*GOAL OF THE EXERCISE*.
Nothing in the records should be changed in the copy, though the pictures must be left out.

*LISTED RECORDS*.

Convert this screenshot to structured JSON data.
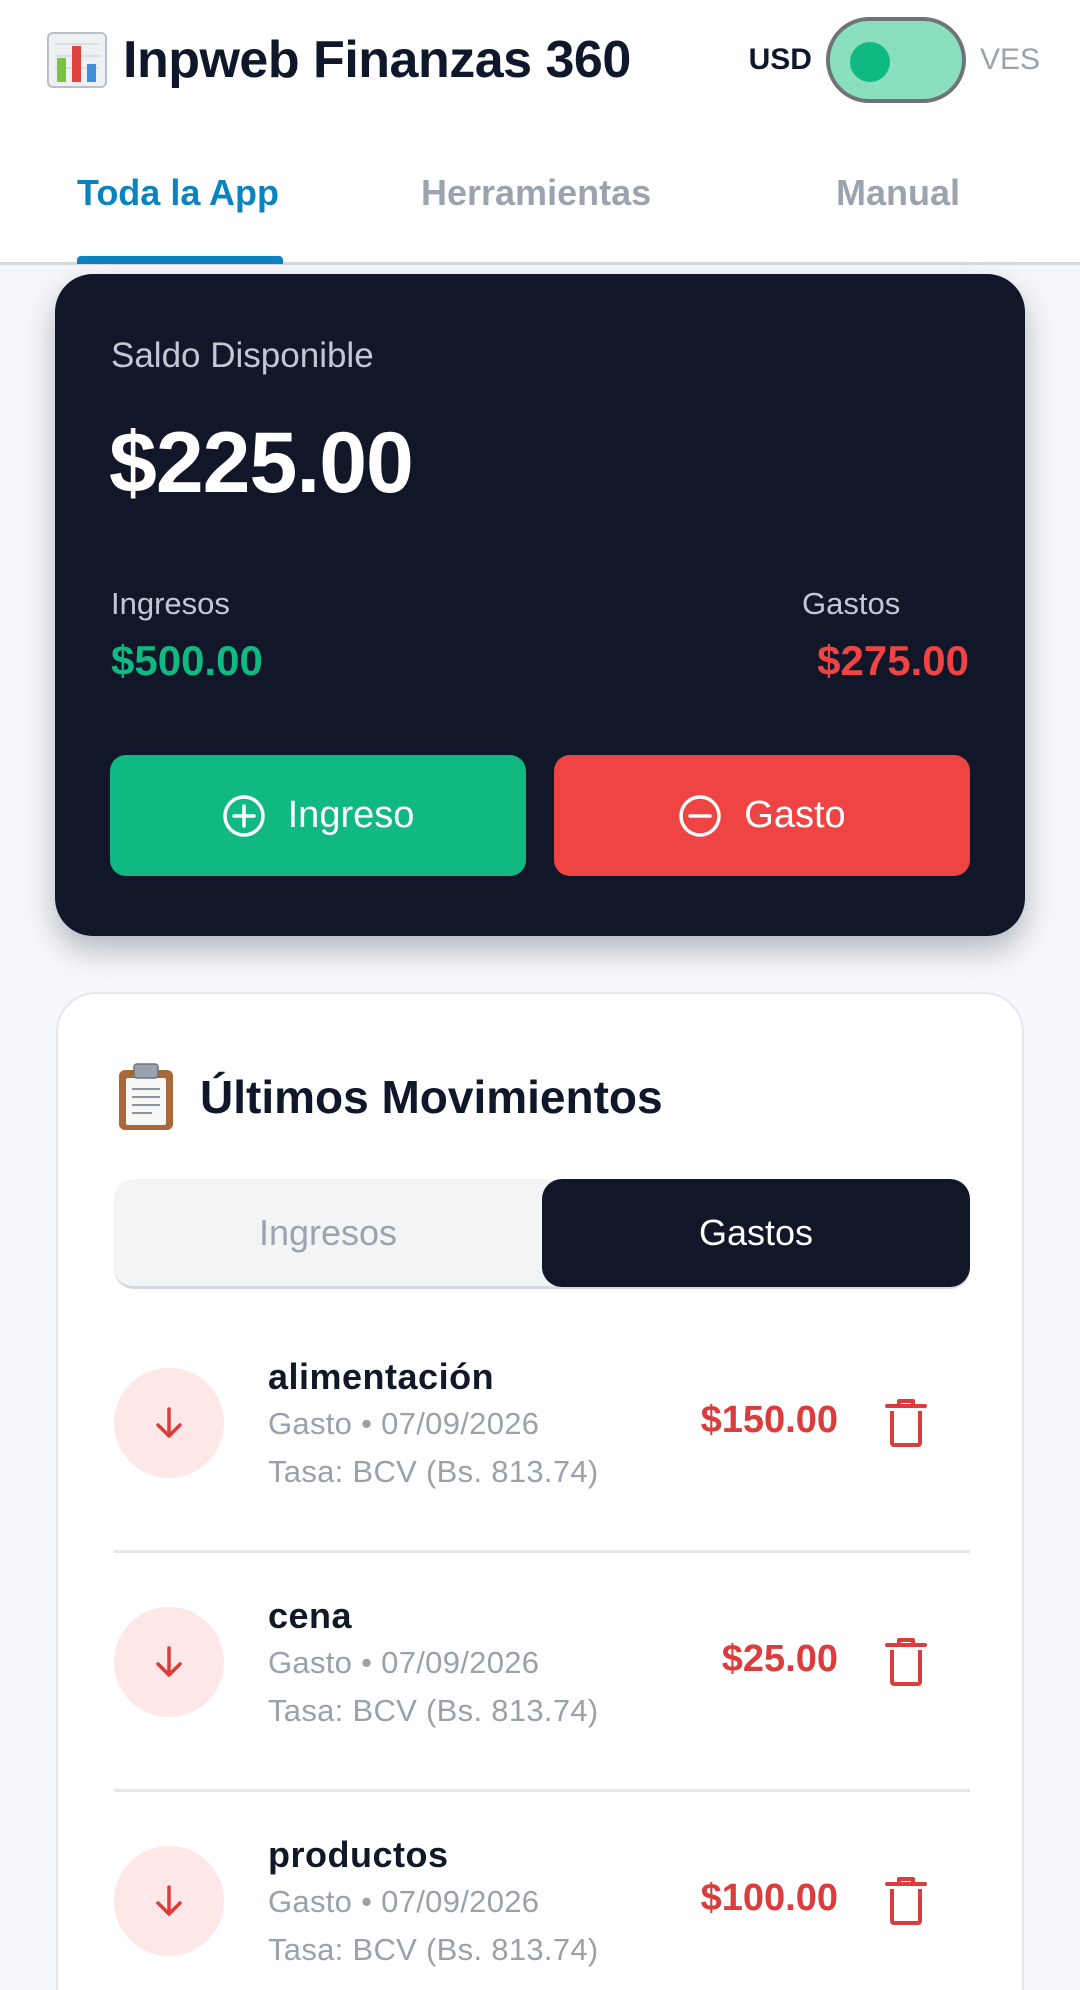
{
  "header": {
    "app_title": "Inpweb Finanzas 360",
    "logo_icon": "bar-chart-icon",
    "currency": {
      "left": "USD",
      "right": "VES",
      "selected": "USD"
    }
  },
  "tabs": [
    {
      "label": "Toda la App",
      "active": true
    },
    {
      "label": "Herramientas",
      "active": false
    },
    {
      "label": "Manual",
      "active": false
    }
  ],
  "balance": {
    "label": "Saldo Disponible",
    "amount": "$225.00",
    "income_label": "Ingresos",
    "income_value": "$500.00",
    "expense_label": "Gastos",
    "expense_value": "$275.00",
    "income_button": "Ingreso",
    "expense_button": "Gasto"
  },
  "movements": {
    "title": "Últimos Movimientos",
    "title_icon": "clipboard-icon",
    "segments": [
      {
        "label": "Ingresos",
        "active": false
      },
      {
        "label": "Gastos",
        "active": true
      }
    ],
    "items": [
      {
        "name": "alimentación",
        "meta": "Gasto • 07/09/2026",
        "rate": "Tasa: BCV (Bs. 813.74)",
        "amount": "$150.00"
      },
      {
        "name": "cena",
        "meta": "Gasto • 07/09/2026",
        "rate": "Tasa: BCV (Bs. 813.74)",
        "amount": "$25.00"
      },
      {
        "name": "productos",
        "meta": "Gasto • 07/09/2026",
        "rate": "Tasa: BCV (Bs. 813.74)",
        "amount": "$100.00"
      }
    ]
  },
  "colors": {
    "accent": "#0a84c1",
    "card_dark": "#111729",
    "income": "#10b981",
    "expense": "#ef4444"
  }
}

*OUTPUT OF THE EXERCISE*.
Convert this screenshot to structured JSON data.
{
  "header": {
    "app_title": "Inpweb Finanzas 360",
    "logo_icon": "bar-chart-icon",
    "currency": {
      "left": "USD",
      "right": "VES",
      "selected": "USD"
    }
  },
  "tabs": [
    {
      "label": "Toda la App",
      "active": true
    },
    {
      "label": "Herramientas",
      "active": false
    },
    {
      "label": "Manual",
      "active": false
    }
  ],
  "balance": {
    "label": "Saldo Disponible",
    "amount": "$225.00",
    "income_label": "Ingresos",
    "income_value": "$500.00",
    "expense_label": "Gastos",
    "expense_value": "$275.00",
    "income_button": "Ingreso",
    "expense_button": "Gasto"
  },
  "movements": {
    "title": "Últimos Movimientos",
    "title_icon": "clipboard-icon",
    "segments": [
      {
        "label": "Ingresos",
        "active": false
      },
      {
        "label": "Gastos",
        "active": true
      }
    ],
    "items": [
      {
        "name": "alimentación",
        "meta": "Gasto • 07/09/2026",
        "rate": "Tasa: BCV (Bs. 813.74)",
        "amount": "$150.00"
      },
      {
        "name": "cena",
        "meta": "Gasto • 07/09/2026",
        "rate": "Tasa: BCV (Bs. 813.74)",
        "amount": "$25.00"
      },
      {
        "name": "productos",
        "meta": "Gasto • 07/09/2026",
        "rate": "Tasa: BCV (Bs. 813.74)",
        "amount": "$100.00"
      }
    ]
  },
  "colors": {
    "accent": "#0a84c1",
    "card_dark": "#111729",
    "income": "#10b981",
    "expense": "#ef4444"
  }
}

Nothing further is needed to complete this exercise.